Generation of an Oxygen Gradient in a Microfluidic Device and Cellular Analysis in Hypoxia

Hideyuki UCHIDA, Asako SATO, Akira MIYAYAMA, Kosuke TSUKADA
Vol. 2 (2013) p. 143-149

Hypoxia-related mechanisms are important in tumor biology and immune responses. Oxygen is delivered to tumor tissue by blood flowing through abnormal and dysfunctional microvessels, resulting in heterogeneity of tissue oxygenation within the tumor. Hypoxic conditions play a role in directing angiogenesis, guiding immune cells, and inducing tumor metastasis. Mimicking such oxygen gradient in in vitro cellular experiments is important to clarify the mechanisms involved in tumor biology. Previous research has led to the development of cell culture devices that generate an oxygen gradient, but it was impossible to monitor the oxygen gradient during cell culture. In this study, we designed an open-well polydimethylsiloxane (PDMS) microfluidic device integrated with an oxygen-sensitive film, which permits oxygen measurement around cells and molecular analysis after cell culture experiments. Mathematical simulation and phosphorescence-based partial oxygen measurements show that the gradient can be controlled by changing the oxygen gas concentration inside the microchannels, according to the requirements of various biological models. A monoculture of endothelial cells exposed to an oxygen gradient in the device showed increased expression of oxygen-responsive genes in the hypoxic area. These results suggest that our microfluidic device can be used for in vitro experiments such as gene expression and migration assays.
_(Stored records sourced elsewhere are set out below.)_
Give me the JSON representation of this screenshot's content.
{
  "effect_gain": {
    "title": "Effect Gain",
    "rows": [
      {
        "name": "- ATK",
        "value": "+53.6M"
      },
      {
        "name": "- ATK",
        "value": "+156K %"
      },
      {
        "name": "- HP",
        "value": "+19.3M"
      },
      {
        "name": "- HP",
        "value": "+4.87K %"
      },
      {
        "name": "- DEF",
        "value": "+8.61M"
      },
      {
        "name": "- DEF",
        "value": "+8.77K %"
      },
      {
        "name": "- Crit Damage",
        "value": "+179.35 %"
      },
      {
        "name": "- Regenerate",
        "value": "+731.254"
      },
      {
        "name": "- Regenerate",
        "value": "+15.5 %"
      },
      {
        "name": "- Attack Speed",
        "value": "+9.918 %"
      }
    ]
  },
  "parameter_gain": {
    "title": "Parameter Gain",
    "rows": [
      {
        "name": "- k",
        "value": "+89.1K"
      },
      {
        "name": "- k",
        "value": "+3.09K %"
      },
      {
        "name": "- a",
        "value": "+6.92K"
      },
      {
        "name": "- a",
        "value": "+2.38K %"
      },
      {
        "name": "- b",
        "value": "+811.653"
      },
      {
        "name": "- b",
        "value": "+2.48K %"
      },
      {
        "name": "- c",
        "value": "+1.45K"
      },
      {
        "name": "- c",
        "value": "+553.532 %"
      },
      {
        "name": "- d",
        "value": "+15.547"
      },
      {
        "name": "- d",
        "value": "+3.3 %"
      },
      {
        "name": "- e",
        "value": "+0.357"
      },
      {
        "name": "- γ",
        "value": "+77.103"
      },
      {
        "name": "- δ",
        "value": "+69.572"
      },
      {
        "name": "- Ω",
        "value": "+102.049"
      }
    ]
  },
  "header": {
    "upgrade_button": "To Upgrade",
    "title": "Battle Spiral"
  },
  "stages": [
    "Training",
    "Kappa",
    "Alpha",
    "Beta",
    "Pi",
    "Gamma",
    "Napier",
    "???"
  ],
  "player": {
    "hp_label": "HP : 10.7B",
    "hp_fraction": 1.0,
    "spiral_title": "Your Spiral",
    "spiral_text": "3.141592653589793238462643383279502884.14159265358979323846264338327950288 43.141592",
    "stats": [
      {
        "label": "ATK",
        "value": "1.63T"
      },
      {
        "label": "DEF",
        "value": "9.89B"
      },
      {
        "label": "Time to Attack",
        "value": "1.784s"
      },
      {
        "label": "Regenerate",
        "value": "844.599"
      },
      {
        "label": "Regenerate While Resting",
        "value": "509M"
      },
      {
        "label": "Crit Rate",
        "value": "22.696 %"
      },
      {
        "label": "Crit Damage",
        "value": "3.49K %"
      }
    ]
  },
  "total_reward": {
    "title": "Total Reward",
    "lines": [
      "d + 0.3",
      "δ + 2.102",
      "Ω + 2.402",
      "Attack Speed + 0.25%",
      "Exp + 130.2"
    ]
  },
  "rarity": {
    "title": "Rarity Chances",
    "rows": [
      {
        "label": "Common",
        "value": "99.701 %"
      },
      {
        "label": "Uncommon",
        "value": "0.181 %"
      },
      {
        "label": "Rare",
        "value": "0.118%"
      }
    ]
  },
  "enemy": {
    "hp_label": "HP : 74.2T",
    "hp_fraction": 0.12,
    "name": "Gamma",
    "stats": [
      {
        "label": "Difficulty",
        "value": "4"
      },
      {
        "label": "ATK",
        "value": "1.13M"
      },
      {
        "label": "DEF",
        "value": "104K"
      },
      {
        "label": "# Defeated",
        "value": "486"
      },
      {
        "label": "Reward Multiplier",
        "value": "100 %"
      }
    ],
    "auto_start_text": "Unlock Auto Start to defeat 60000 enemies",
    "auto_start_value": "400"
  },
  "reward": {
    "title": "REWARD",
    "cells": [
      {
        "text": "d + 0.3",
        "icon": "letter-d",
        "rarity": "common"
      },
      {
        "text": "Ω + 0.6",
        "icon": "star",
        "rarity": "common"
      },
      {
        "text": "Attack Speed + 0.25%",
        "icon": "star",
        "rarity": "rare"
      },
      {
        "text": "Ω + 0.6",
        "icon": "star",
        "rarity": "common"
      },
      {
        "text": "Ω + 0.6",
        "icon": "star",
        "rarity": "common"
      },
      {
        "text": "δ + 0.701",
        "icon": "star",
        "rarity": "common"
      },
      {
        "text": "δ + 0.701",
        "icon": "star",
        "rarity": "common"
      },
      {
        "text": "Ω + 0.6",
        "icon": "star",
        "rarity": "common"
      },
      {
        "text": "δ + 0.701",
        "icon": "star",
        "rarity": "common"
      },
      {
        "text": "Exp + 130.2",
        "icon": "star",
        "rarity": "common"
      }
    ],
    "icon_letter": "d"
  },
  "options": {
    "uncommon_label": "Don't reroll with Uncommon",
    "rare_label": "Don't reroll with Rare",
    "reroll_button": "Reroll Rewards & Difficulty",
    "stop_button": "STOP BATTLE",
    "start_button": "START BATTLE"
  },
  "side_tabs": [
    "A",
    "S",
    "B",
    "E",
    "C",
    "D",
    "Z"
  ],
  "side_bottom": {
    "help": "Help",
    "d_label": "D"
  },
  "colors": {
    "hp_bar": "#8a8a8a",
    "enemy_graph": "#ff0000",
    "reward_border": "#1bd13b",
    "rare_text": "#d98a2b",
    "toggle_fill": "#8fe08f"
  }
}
We believe that this new device is a powerful tool for studies of tumor biology and immunology.